It's common knowledge that Muslim votes play a crucial role in the prospect of government formation. But the community is searching for answers to a few questions: which party should it back this time?
Should it dare to vote for a change and teach the ruling Congress-NCP alliance a lesson or just stick to the basics and go against the saffron parties to keep Narendra Modi at bay? For that matter, can't it change its option and chose either Samajwadi Party (SP) or the debutant Aam Aadmi Party (AAP)?
Muslims form close to 14% of the total electorate of Maharashtra and play a definitive role in shaping the poll outcome in certain constituencies.
Activist Dr Noorjehan Safia Niaz, who runs the Bhartiya Muslim Mahila Andolan, claims that the community is willing to chose the option of giving new parties a chance. "These questions were on my mind until the Delhi assembly elections.
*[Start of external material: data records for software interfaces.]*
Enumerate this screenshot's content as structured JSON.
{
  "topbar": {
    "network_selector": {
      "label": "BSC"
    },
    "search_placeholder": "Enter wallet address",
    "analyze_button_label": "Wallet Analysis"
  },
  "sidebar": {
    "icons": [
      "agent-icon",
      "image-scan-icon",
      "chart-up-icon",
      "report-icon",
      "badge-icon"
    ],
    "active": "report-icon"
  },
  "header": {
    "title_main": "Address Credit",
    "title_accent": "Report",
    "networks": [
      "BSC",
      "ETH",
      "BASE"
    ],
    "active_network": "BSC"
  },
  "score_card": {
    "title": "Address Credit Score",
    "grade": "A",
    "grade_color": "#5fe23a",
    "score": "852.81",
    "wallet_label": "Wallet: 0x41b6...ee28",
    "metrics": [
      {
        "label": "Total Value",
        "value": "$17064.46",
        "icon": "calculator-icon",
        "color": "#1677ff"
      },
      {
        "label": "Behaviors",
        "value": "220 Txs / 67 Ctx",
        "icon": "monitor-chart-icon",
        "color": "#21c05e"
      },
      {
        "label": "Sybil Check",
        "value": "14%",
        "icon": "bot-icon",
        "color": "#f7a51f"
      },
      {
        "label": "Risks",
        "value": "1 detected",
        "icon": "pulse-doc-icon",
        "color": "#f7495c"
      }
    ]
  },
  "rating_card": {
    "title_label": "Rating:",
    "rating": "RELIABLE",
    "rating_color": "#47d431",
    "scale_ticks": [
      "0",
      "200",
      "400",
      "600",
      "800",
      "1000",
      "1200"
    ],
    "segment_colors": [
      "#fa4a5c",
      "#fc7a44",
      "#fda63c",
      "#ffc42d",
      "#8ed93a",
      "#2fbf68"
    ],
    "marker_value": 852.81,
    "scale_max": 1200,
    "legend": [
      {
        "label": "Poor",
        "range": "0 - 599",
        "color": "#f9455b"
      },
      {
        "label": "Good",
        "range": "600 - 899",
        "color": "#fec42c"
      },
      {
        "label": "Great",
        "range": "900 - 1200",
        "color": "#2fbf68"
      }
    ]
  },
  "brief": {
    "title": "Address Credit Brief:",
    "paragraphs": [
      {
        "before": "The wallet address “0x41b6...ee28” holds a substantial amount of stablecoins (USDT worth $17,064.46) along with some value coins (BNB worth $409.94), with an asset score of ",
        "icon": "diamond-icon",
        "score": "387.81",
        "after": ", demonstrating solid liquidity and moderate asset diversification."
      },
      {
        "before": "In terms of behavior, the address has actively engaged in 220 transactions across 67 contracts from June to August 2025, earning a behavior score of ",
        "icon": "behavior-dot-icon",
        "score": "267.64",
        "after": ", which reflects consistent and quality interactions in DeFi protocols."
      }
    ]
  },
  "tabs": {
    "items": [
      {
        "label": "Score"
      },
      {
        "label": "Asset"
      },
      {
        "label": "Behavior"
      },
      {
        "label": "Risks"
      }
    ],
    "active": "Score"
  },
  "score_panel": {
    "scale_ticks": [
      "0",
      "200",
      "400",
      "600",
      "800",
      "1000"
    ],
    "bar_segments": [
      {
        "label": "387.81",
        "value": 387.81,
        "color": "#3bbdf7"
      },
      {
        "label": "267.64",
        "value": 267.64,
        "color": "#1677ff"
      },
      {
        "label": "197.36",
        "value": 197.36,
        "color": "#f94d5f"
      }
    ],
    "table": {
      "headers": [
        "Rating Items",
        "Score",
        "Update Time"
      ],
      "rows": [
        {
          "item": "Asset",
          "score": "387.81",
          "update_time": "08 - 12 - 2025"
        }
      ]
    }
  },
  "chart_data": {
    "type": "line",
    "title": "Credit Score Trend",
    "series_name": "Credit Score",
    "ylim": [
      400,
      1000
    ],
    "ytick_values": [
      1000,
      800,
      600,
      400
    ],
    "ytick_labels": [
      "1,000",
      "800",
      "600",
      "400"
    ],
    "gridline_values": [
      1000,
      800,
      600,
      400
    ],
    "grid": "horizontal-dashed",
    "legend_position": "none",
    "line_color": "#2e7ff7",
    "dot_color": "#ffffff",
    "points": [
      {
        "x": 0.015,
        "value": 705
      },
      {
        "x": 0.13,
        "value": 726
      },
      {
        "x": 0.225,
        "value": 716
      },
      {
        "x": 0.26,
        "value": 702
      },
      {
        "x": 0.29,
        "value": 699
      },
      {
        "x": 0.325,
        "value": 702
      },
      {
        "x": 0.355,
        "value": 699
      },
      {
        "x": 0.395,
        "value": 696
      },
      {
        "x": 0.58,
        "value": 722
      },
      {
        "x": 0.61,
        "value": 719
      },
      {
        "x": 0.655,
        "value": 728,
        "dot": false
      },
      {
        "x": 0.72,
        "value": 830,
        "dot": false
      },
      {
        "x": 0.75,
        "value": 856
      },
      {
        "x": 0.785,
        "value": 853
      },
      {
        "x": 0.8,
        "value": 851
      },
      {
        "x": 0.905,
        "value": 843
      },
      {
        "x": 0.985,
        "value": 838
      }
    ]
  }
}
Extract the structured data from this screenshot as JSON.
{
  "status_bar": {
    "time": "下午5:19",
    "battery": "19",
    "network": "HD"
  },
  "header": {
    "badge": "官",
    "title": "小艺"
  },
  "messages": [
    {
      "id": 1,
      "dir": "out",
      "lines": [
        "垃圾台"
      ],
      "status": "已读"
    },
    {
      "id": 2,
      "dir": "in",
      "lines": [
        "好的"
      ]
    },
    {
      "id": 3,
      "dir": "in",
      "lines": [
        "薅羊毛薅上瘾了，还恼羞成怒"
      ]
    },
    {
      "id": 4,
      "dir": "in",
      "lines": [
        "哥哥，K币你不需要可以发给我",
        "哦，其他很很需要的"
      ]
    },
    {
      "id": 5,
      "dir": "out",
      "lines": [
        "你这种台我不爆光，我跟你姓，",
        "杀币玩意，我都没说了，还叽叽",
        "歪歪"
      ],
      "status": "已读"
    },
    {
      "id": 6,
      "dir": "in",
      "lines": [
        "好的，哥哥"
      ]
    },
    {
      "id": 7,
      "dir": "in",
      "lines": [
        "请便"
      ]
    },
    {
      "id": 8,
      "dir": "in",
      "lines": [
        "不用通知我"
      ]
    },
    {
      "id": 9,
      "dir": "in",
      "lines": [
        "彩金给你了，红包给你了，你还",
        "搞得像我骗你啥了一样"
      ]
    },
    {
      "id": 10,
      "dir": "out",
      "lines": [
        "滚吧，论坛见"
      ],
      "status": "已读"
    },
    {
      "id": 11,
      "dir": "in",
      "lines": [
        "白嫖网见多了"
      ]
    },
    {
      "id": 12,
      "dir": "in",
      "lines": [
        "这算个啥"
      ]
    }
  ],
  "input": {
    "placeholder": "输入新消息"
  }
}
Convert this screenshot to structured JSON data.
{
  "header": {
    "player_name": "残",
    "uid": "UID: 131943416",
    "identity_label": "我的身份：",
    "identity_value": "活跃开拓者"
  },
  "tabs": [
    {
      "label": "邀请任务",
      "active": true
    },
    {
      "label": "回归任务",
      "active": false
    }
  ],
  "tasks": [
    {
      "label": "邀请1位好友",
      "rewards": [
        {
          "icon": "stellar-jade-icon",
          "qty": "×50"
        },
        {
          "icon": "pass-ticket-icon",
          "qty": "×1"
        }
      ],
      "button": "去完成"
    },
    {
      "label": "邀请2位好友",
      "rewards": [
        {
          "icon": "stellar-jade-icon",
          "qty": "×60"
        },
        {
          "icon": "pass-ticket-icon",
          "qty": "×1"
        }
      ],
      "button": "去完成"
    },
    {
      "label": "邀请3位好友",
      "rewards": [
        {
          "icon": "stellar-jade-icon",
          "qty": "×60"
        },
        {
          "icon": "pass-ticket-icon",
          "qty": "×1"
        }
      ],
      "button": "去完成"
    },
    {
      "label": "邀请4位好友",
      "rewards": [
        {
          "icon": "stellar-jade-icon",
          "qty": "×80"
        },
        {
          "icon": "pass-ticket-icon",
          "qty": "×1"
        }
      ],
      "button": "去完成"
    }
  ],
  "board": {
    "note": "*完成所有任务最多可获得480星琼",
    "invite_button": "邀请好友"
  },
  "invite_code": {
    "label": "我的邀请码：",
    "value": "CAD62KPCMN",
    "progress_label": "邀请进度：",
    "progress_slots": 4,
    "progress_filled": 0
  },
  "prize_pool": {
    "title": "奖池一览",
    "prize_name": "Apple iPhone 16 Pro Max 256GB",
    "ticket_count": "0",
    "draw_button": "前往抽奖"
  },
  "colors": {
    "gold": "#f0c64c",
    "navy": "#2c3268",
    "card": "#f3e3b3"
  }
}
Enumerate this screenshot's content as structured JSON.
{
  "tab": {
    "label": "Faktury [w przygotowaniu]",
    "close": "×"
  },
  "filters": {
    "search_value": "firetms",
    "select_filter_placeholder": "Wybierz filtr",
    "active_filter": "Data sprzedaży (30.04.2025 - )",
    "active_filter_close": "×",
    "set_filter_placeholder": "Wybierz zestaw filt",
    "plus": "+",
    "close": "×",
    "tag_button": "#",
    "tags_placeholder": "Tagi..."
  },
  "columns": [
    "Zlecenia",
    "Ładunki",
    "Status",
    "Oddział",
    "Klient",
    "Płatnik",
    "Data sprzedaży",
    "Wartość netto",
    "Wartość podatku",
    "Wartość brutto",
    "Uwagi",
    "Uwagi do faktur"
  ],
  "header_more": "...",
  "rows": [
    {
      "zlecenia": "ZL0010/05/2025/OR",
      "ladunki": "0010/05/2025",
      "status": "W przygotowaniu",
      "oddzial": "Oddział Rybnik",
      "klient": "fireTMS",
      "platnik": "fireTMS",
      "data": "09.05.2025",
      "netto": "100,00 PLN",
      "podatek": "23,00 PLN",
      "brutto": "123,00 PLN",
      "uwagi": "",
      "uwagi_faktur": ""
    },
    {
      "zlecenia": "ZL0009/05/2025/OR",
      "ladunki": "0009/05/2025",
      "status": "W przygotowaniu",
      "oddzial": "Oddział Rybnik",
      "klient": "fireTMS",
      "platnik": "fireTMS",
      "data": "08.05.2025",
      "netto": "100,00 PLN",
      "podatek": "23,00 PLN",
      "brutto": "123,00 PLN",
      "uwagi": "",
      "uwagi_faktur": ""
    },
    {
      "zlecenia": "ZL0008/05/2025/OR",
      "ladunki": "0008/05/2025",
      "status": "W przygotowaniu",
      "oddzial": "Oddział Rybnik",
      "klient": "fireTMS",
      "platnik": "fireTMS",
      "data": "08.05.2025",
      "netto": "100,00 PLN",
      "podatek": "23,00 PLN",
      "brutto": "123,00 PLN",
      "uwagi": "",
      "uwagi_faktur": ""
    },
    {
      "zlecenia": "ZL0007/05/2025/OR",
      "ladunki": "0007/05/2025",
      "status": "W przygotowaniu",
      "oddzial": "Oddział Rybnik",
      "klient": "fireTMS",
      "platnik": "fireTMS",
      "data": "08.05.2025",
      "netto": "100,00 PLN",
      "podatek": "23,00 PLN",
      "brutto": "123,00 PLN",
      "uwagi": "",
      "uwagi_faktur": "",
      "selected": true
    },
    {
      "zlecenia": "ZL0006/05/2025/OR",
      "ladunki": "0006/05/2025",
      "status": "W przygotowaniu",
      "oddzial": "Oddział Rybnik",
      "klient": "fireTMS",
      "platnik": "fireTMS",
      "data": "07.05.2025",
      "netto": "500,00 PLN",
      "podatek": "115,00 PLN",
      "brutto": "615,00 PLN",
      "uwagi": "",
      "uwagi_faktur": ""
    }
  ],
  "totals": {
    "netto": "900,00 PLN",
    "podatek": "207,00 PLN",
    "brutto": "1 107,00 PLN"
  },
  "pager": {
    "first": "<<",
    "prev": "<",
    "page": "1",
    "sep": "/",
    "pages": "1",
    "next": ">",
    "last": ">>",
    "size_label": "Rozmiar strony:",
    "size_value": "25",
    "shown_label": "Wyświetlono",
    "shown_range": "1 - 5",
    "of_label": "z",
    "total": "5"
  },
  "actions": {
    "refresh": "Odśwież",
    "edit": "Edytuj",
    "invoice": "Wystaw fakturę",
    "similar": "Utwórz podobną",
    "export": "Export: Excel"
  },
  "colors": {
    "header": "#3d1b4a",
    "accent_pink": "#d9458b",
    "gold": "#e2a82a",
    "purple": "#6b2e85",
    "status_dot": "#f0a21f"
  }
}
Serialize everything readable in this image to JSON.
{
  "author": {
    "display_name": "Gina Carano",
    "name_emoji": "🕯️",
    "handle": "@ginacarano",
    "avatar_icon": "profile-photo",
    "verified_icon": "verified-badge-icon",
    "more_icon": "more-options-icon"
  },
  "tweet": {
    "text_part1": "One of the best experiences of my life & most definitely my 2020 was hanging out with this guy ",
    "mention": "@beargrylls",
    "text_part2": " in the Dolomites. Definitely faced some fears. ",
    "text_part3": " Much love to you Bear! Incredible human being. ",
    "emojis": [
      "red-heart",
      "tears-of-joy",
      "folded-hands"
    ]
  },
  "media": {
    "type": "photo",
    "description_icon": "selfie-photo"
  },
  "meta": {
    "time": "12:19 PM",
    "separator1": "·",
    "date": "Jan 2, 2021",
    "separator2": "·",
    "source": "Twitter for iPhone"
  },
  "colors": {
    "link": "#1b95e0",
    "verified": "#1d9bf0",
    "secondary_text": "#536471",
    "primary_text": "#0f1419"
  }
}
Now, I have some clarity. I shall explore my options in AAP since I can't allow Congress-NCP to continue to take us for granted. Eight years have passed since the Sachar committee report was made public. What has the alliance done about its recommendations," she asked.
She not worried about the Modi factor. "Modi is reality. We know it's a difficult choice to make. But I believe it's time to take some risk and not fall prey to the fear psychosis (about Modi) created by the Congress," she observed.
Senior journalist Mohammed Shoaib Koti, who is the general secretary of Tahrik-E-Zakat India and vice president of Quami Majlis-E-Shora, Maharashtra, calls the BJP and the Congress "two sides of the same coin".
"Congress and its allies have not done much for the progress of the community and the country, but the saffron allies are worse. Their entire focus is on spreading hatred and hampering the growth of the nation.
Under these circumstances, Muslims would opt for secular parties. I am also open to exploring options in parties like AAP," he said.
Perturbed over the prevailing confusion over whom to chose, activist Maulana Burhaan-uddin Qasmi, director of Markaz-ul-Maarif, an education and research centre in Jogeshwari, has been holding community meetings to discuss the issue.
"We have reached a consensus that the community should vote for the candidate — whether from the Congress NCP or AAP — who has the brightest chance to defeat the candidate of the saffron parties," said Qasmi.
In the Delhi assembly polls, despite a poor show in almost 62 out of the 70 seats, the Congress party managed to retain all five Muslim-dominated seats. The AAP, however, ate into a considerable number of Muslim votes and there is a likelihood of this trend being repeated in Maharashtra.
The riots in Muzzaffarnagar have perhaps hit the popularity of SP among Muslims in Maharashtra. While most community members dismissed the party as a non-entity, a few said its worse than the Congress.